> [Problem statement]
Your response should be a copy of each line in the listing below that includes the word "JSON".

> [Data]

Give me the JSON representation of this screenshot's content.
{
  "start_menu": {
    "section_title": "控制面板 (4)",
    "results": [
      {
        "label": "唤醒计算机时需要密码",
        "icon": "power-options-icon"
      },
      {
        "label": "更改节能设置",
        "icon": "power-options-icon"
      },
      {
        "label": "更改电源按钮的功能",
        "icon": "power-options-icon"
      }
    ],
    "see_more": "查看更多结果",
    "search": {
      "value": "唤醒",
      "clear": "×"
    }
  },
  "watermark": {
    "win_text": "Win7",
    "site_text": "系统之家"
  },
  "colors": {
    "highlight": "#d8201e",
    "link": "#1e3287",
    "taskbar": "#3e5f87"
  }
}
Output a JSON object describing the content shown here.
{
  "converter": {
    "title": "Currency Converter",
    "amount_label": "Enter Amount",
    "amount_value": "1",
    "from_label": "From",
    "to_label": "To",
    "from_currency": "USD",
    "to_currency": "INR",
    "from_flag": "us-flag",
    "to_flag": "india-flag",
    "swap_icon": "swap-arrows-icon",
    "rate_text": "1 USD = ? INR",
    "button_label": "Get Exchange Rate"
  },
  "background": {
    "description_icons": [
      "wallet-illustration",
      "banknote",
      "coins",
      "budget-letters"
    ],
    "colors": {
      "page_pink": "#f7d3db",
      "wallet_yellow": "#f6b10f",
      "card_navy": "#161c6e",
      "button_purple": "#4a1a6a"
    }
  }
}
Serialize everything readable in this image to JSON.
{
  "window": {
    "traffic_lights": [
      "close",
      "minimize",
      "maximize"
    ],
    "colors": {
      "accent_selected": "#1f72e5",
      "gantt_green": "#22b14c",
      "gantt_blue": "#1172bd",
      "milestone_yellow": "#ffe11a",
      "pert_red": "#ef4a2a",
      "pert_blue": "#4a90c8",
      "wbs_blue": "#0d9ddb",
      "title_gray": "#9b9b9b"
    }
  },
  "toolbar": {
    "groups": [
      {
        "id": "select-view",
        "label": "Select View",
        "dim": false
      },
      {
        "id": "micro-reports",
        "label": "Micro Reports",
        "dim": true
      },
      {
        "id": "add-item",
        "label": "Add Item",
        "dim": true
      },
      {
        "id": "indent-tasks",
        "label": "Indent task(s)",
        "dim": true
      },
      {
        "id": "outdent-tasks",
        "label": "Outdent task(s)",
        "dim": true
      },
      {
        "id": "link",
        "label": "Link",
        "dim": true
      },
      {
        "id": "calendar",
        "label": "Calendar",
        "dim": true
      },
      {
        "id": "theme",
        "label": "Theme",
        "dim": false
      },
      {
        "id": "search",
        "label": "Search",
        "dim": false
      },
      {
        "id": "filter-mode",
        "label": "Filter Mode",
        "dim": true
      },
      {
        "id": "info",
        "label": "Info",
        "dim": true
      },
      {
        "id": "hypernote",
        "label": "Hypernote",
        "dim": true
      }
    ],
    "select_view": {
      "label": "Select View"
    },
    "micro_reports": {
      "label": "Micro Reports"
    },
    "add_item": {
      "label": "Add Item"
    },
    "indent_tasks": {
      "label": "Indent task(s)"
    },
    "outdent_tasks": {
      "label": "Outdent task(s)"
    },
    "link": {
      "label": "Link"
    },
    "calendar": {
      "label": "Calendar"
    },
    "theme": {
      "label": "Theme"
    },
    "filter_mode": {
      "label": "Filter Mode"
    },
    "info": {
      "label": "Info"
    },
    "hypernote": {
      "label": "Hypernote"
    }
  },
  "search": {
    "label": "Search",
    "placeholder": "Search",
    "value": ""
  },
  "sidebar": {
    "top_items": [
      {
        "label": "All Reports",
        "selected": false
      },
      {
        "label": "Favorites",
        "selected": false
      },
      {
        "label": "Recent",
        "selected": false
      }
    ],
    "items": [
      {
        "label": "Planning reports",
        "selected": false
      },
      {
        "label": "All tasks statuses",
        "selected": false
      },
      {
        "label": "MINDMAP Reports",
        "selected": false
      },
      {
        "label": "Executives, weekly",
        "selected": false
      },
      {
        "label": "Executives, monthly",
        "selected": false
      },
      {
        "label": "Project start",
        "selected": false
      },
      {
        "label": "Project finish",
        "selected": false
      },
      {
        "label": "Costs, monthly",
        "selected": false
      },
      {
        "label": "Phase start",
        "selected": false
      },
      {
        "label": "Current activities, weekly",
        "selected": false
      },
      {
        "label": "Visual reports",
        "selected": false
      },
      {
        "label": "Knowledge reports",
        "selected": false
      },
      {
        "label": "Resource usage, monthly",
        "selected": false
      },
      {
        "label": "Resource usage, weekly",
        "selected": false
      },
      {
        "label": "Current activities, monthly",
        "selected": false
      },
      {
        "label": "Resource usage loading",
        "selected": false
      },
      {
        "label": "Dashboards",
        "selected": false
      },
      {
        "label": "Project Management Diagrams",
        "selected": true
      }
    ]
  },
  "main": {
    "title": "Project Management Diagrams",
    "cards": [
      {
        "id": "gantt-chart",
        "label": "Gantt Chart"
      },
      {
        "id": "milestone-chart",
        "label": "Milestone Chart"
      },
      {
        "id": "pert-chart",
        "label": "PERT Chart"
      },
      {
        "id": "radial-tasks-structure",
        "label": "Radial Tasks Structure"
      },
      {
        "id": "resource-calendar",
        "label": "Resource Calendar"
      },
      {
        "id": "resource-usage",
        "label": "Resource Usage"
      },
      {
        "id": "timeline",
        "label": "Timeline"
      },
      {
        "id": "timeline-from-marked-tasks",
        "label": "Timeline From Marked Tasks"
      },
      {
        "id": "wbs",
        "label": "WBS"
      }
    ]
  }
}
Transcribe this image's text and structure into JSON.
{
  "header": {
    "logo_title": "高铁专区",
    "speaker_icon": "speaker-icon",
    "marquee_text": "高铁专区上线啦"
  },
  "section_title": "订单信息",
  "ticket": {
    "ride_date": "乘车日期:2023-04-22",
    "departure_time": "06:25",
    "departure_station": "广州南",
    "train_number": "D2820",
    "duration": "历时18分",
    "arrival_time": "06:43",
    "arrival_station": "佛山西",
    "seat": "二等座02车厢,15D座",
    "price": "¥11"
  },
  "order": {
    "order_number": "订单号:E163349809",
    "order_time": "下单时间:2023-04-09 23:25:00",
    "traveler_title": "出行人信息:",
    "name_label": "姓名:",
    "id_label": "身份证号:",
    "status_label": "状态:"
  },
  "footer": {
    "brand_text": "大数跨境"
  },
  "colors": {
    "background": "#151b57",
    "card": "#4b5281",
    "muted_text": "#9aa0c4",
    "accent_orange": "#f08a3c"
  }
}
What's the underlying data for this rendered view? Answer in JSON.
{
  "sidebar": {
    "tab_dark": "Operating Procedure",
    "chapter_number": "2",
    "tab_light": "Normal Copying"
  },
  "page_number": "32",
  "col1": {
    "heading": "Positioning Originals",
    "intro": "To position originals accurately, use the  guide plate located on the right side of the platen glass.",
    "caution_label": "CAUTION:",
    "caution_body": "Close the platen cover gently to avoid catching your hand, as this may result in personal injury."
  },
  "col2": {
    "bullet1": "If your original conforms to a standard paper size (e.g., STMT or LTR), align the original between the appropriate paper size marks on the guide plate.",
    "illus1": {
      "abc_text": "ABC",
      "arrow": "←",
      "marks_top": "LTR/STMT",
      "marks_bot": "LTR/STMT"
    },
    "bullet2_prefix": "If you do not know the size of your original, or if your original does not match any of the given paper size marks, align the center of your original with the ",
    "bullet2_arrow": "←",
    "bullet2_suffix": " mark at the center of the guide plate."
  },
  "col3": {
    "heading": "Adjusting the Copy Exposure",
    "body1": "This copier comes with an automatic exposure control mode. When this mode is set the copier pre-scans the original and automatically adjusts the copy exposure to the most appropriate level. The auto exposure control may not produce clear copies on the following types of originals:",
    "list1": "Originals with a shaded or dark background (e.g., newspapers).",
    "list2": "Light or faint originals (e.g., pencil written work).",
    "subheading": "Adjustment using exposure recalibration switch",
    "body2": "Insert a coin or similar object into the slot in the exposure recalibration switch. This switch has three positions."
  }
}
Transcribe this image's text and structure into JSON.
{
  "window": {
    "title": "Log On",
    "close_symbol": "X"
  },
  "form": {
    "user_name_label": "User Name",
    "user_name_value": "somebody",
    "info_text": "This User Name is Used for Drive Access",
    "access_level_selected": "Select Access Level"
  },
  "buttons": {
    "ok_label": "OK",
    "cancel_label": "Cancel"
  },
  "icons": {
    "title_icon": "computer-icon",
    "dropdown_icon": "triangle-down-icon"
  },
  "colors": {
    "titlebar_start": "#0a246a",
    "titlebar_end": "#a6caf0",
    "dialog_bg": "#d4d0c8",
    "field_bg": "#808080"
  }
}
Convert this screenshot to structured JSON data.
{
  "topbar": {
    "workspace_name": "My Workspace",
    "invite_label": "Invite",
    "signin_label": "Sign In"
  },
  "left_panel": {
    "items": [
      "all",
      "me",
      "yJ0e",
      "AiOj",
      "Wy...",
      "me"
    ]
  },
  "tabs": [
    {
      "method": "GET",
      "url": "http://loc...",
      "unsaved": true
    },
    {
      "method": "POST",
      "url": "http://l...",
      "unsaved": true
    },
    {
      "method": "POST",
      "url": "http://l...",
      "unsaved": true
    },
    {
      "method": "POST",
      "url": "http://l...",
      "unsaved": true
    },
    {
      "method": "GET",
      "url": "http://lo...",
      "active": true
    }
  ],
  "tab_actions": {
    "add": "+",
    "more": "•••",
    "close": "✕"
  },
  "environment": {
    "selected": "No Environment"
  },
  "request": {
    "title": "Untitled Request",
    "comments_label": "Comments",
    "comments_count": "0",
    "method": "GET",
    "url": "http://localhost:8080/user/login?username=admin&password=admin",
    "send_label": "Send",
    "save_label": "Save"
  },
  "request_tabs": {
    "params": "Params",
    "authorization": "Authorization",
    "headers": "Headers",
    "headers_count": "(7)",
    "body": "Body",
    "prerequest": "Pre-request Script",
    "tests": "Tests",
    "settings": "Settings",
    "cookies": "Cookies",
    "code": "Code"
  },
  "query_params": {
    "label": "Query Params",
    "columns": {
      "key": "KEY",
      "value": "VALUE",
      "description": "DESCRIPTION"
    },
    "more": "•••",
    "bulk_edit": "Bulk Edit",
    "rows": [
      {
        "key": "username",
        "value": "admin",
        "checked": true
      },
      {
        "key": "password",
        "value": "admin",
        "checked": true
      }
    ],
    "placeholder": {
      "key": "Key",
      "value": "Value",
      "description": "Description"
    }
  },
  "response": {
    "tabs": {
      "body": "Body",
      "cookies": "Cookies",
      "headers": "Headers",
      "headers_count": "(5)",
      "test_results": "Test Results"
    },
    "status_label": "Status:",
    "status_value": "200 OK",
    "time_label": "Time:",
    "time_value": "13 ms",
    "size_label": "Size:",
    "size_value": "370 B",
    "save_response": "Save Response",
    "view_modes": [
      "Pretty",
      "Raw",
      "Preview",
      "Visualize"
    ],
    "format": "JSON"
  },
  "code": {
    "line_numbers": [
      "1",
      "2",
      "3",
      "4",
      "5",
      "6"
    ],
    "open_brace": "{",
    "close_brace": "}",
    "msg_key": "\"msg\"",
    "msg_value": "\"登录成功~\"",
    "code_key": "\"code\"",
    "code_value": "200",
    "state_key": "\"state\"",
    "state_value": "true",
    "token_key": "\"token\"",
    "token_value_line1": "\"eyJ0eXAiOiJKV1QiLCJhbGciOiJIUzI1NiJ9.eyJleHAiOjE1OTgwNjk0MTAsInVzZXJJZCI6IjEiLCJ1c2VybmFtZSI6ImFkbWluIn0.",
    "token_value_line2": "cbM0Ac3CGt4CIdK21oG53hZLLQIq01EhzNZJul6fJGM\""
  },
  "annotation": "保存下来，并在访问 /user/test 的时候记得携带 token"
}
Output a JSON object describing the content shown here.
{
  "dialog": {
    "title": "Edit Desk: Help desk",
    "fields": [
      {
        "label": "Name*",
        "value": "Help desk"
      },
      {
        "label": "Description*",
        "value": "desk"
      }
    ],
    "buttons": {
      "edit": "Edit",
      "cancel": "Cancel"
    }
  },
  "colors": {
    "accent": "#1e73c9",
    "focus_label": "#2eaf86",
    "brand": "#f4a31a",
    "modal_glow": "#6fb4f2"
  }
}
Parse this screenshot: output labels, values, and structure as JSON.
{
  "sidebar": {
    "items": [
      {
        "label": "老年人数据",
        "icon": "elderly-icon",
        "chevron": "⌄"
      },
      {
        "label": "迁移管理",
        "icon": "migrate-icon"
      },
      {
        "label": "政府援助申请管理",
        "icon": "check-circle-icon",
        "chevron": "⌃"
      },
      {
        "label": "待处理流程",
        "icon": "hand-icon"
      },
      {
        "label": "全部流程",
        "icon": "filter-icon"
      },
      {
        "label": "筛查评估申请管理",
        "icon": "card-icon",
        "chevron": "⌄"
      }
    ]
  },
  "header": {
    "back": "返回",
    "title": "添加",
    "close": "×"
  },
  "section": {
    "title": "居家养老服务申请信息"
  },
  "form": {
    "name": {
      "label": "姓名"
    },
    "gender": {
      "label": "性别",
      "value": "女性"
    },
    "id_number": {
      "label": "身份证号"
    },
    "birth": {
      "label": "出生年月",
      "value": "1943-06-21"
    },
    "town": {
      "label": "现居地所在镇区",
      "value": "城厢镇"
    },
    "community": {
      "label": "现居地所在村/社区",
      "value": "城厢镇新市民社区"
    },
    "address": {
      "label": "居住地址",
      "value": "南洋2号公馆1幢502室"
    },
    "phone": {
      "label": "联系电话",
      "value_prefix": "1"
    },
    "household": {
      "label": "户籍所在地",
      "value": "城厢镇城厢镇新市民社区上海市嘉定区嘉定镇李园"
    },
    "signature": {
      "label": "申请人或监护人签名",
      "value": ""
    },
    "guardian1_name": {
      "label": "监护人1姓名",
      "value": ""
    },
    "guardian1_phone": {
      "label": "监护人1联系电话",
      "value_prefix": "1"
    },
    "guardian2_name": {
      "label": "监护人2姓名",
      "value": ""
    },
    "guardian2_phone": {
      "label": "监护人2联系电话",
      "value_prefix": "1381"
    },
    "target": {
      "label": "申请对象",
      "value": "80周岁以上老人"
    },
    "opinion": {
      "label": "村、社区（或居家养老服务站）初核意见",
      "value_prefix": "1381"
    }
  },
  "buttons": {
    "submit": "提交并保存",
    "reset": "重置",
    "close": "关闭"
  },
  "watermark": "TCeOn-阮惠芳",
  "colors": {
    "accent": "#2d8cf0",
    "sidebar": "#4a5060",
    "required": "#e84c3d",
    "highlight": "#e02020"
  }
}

> [Exercise output]
Give me the JSON representation of this screenshot's content.
Output a JSON object describing the content shown here.
Serialize everything readable in this image to JSON.
Transcribe this image's text and structure into JSON.
What's the underlying data for this rendered view? Answer in JSON.
Transcribe this image's text and structure into JSON.
Convert this screenshot to structured JSON data.
    "format": "JSON"
Output a JSON object describing the content shown here.
Parse this screenshot: output labels, values, and structure as JSON.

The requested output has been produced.